(Gosford walkies #31)
All morning the black clouds hung low over Gosford but there wasn't a speck of rain. As soon as I finished my walk the sky started to clear.
Wells Street East Gosford. With the sold sign on this old place I'm expecting it to be demolished next time I go past and a batch of units planned.
Wells Street Springfield.
This church looked derelict and had no sign up anywhere that I could find. But perhaps they still use it as a hall or as storage.
No idea what denomination. There was no sign. Looks Presbyterian or Anglican to me.
It looked 1940s in style and materials. That strange indentation low on the wall with the cross on it has got me puzzled.
Wells Street Springfield, near Springfield Road.
The sign reads:
"Road subject to flooding
Indicators show depth"
The deepest depth shown by the indicators was 1 metre (1,000 millimetres). The houses opposite the creek were only 500 - 750 millimetres off the ground.
Erina Creek from Yerin Bridge on Barralong Road Springfield.
Looks like it's out the back of beyond but it's scarce a hundred yards from one of the busiest intersections on the Central Coast, The Entrance Road lights at Terrigal Drive, Erina.
History plaque at Yerin Bridge.
The plaque reads:
Yerin is a powerful metaphore [sic]. It is written in the land at Erina since the Dreaming.
The picture represents the meeting of the salt water amd the fresh water in Erina Creek. The black diamonds represent the fresh water from the land. The shaded diamonds represent the salt water from the sea. The white diamonds are the lines of froth which are made where the tide of salt water rushing in from the sea comes in contact with the fresh water from the land.
But the place where this happens is on the land. It is part of the country, not part of the sea.
Yerin needs the fresh and the salt water, and the violence of their mixing to make a new kind of water, called brackish water. The brackish water cannot survive without both fresh water from the land and the salt water from the sea.
This metaphore has many meanings. Thrugh it we can learn about the difficulty of bringing opposites into creative balance."
When I started reading this my English teacher brain thought 'that second paragraph could do with some tightening up, half of it could be cut without losing the meaning'. But then I realised I was reading it wrong. It's not a standard whitefella information plaque. It's told in the way an Aboriginal elder would talk when passing knowledge and meaning onto younger members of the community. Cool.
Grevilleas are going nuts all over the Central Coast.
The sun came out just as I finished my walk. Such is life. It was a nice plodding walk. Just one street, no deviations or map consultations.
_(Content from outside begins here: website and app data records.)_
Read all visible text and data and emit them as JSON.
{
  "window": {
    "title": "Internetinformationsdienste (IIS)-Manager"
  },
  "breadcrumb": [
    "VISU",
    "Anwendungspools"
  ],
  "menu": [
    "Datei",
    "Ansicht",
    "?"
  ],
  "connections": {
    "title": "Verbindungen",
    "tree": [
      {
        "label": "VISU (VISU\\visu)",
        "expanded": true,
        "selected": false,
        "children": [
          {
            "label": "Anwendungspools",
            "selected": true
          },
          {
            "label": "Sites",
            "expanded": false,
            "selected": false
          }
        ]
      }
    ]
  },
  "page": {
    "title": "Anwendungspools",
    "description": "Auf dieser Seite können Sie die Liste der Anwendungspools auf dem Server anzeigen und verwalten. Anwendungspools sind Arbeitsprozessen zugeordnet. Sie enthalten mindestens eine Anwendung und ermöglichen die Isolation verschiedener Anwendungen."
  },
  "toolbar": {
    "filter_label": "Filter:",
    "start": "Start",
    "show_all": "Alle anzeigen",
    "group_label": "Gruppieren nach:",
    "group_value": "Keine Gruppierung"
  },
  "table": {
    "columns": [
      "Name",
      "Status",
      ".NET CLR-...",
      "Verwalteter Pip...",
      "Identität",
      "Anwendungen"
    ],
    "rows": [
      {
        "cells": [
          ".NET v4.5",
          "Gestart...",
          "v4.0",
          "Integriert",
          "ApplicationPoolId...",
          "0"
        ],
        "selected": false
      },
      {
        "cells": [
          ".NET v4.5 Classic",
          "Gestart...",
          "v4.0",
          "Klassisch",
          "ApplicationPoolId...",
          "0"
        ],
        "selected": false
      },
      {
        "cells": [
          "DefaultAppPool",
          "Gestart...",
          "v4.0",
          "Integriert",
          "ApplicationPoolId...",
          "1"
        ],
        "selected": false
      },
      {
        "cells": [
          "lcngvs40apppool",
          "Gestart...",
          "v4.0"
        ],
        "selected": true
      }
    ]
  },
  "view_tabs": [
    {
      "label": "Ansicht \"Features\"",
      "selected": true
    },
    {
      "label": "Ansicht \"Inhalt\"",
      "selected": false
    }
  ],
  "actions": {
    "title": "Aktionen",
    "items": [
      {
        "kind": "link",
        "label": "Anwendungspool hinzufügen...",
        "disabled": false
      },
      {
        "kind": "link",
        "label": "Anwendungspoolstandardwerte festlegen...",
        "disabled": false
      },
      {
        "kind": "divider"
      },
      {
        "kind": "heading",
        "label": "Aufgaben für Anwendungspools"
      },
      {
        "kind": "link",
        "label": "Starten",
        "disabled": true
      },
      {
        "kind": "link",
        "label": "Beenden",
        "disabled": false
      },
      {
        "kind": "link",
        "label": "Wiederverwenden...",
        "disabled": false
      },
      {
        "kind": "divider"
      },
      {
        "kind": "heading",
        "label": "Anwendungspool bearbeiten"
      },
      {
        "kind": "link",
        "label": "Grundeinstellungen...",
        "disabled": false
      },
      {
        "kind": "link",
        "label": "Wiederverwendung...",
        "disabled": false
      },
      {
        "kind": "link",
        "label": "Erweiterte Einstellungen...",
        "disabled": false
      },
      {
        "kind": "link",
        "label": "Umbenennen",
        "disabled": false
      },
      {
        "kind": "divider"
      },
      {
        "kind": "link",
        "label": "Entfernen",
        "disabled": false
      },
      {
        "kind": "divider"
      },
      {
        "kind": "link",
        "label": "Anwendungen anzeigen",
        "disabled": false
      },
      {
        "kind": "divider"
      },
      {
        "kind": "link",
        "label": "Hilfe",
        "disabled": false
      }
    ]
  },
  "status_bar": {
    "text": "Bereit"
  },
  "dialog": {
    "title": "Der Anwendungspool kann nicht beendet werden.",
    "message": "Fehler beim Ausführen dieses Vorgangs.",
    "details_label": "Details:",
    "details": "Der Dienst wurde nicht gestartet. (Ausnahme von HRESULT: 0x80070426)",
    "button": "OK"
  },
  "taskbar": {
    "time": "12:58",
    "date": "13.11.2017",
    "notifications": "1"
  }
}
I just plodded along looking at the scenery.
The Gosford end was mixed housing. Plenty of units and plenty of houses. 1900s to 2000s with plenty of 40s and 70s. In the area subject to flooding it was mostly seventies. The suburb must've been running out of cheap land by then and, if you don't mind wading through your living room when the creek rises, a very convenient spot to live. Gosford's five minutes drive one way and Bloody Erina (Erina Fair Shopping Centre) is five minutes the other way. The Erina end of the walk was mostly forties and seventies with a bit of light industry and a couple of horse farms around Noorumba Road.
Springfield is at the north-east (top right) corner of Brisbane Water, about 8 kays (4.97 miles) from Woy Woy. It's higher streets must have a view down into Caroline Bay on the east side of Longnose (Point Frederick).
Haven't finished walking the main part of Gosford yet, not by a long shot. This walk was just a brief whatsit. With the weather so hot already I might have only a few more weeks of walkies up Gosford way this year. When it gets too hot even at dawn I'll walk in Woy Woy again like I did last Christmas.